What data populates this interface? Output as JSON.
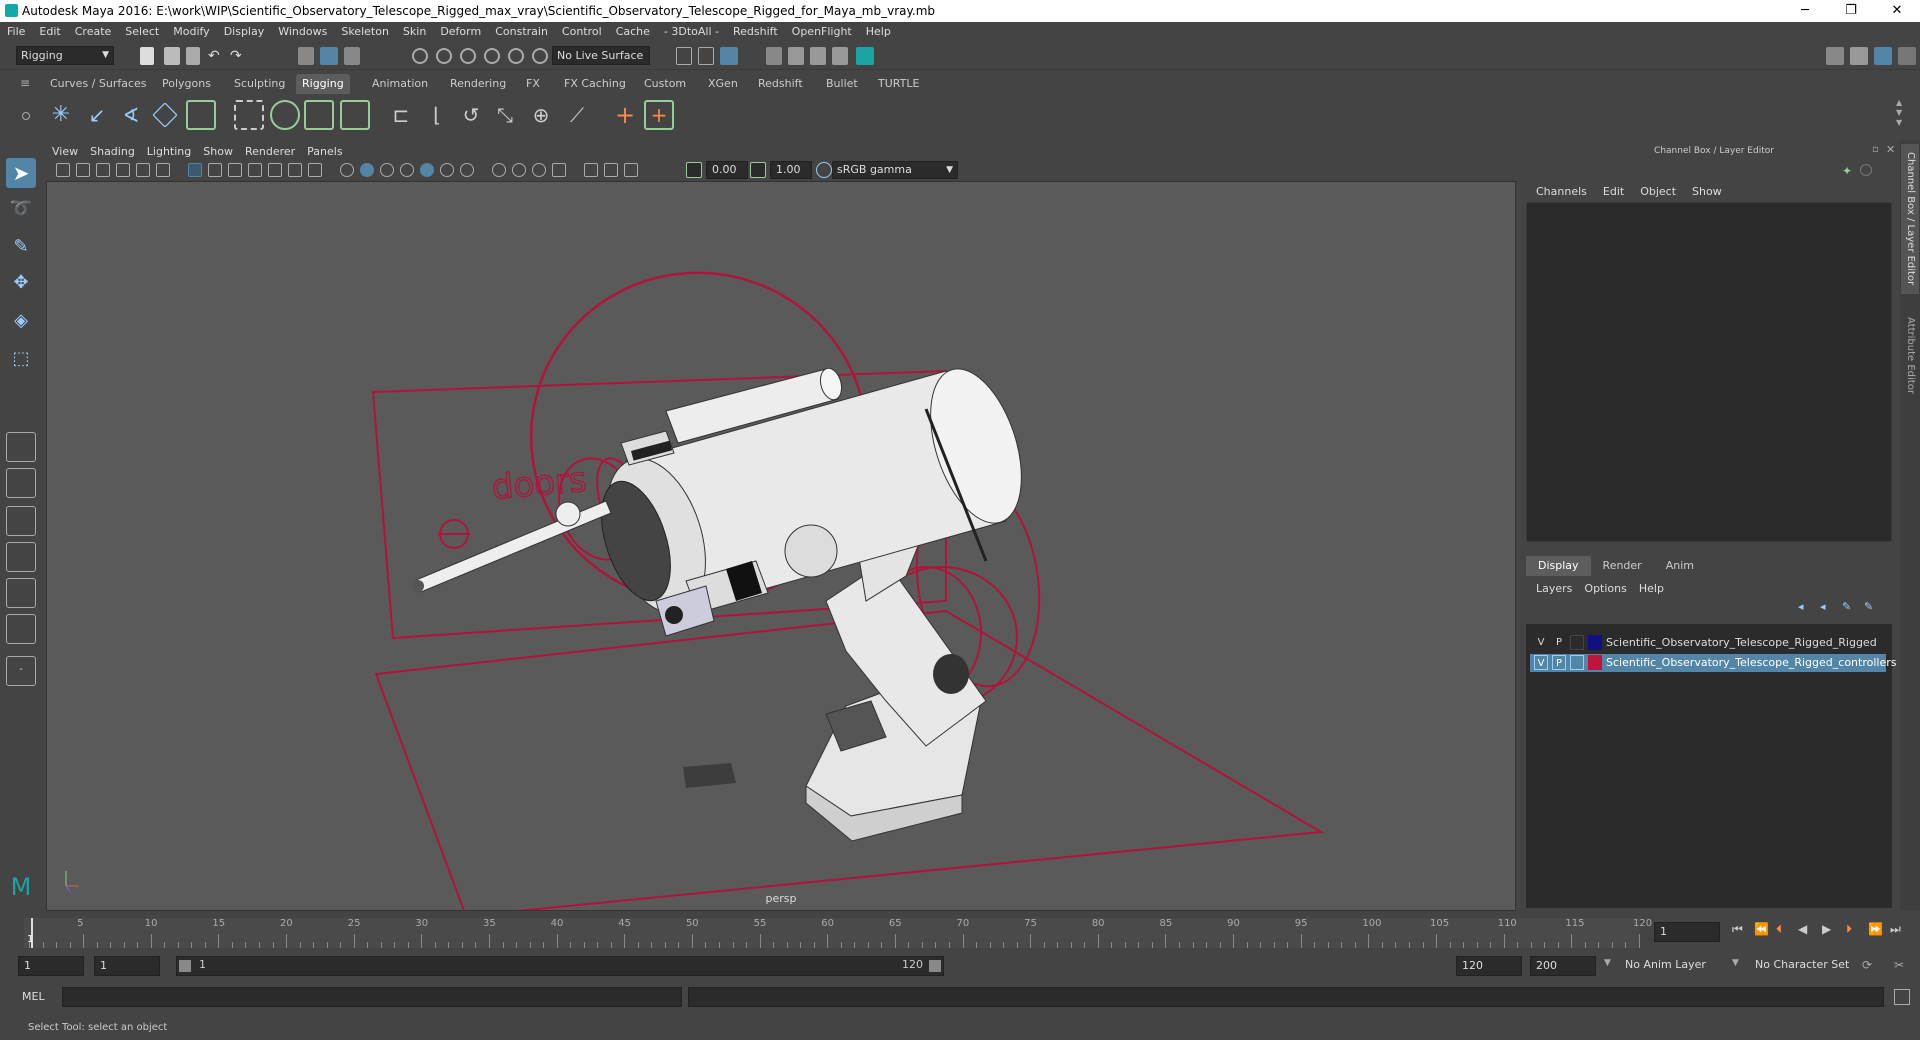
{
  "window": {
    "title": "Autodesk Maya 2016: E:\\work\\WIP\\Scientific_Observatory_Telescope_Rigged_max_vray\\Scientific_Observatory_Telescope_Rigged_for_Maya_mb_vray.mb",
    "minimize": "─",
    "maximize": "❐",
    "close": "✕"
  },
  "menubar": [
    "File",
    "Edit",
    "Create",
    "Select",
    "Modify",
    "Display",
    "Windows",
    "Skeleton",
    "Skin",
    "Deform",
    "Constrain",
    "Control",
    "Cache",
    "- 3DtoAll -",
    "Redshift",
    "OpenFlight",
    "Help"
  ],
  "statusline": {
    "mode": "Rigging",
    "live_surface": "No Live Surface"
  },
  "shelf_tabs": [
    "Curves / Surfaces",
    "Polygons",
    "Sculpting",
    "Rigging",
    "Animation",
    "Rendering",
    "FX",
    "FX Caching",
    "Custom",
    "XGen",
    "Redshift",
    "Bullet",
    "TURTLE"
  ],
  "active_shelf": "Rigging",
  "viewport": {
    "menu": [
      "View",
      "Shading",
      "Lighting",
      "Show",
      "Renderer",
      "Panels"
    ],
    "exposure": "0.00",
    "gamma": "1.00",
    "colorspace": "sRGB gamma",
    "camera": "persp",
    "label_doors": "doors"
  },
  "channel_box": {
    "title": "Channel Box / Layer Editor",
    "menu": [
      "Channels",
      "Edit",
      "Object",
      "Show"
    ],
    "layer_tabs": [
      "Display",
      "Render",
      "Anim"
    ],
    "active_layer_tab": "Display",
    "layer_menu": [
      "Layers",
      "Options",
      "Help"
    ],
    "layers": [
      {
        "v": "V",
        "p": "P",
        "color": "#101080",
        "name": "Scientific_Observatory_Telescope_Rigged_Rigged",
        "selected": false
      },
      {
        "v": "V",
        "p": "P",
        "color": "#c0143c",
        "name": "Scientific_Observatory_Telescope_Rigged_controllers",
        "selected": true
      }
    ]
  },
  "side_tabs": [
    "Channel Box / Layer Editor",
    "Attribute Editor"
  ],
  "timeline": {
    "ticks": [
      "5",
      "10",
      "15",
      "20",
      "25",
      "30",
      "35",
      "40",
      "45",
      "50",
      "55",
      "60",
      "65",
      "70",
      "75",
      "80",
      "85",
      "90",
      "95",
      "100",
      "105",
      "110",
      "115",
      "120"
    ],
    "current_frame_marker": "1",
    "current_frame": "1"
  },
  "range": {
    "start": "1",
    "playback_start": "1",
    "slider_start": "1",
    "slider_end": "120",
    "playback_end": "120",
    "end": "200",
    "anim_layer": "No Anim Layer",
    "character_set": "No Character Set"
  },
  "command": {
    "label": "MEL"
  },
  "help": {
    "text": "Select Tool: select an object"
  },
  "colors": {
    "accent_teal": "#1aa5a5",
    "selection_blue": "#5285a6",
    "controller_red": "#b0143c"
  }
}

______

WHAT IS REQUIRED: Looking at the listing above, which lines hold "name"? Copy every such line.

EXPECTED ANSWER:
        "name": "Scientific_Observatory_Telescope_Rigged_Rigged",
        "name": "Scientific_Observatory_Telescope_Rigged_controllers",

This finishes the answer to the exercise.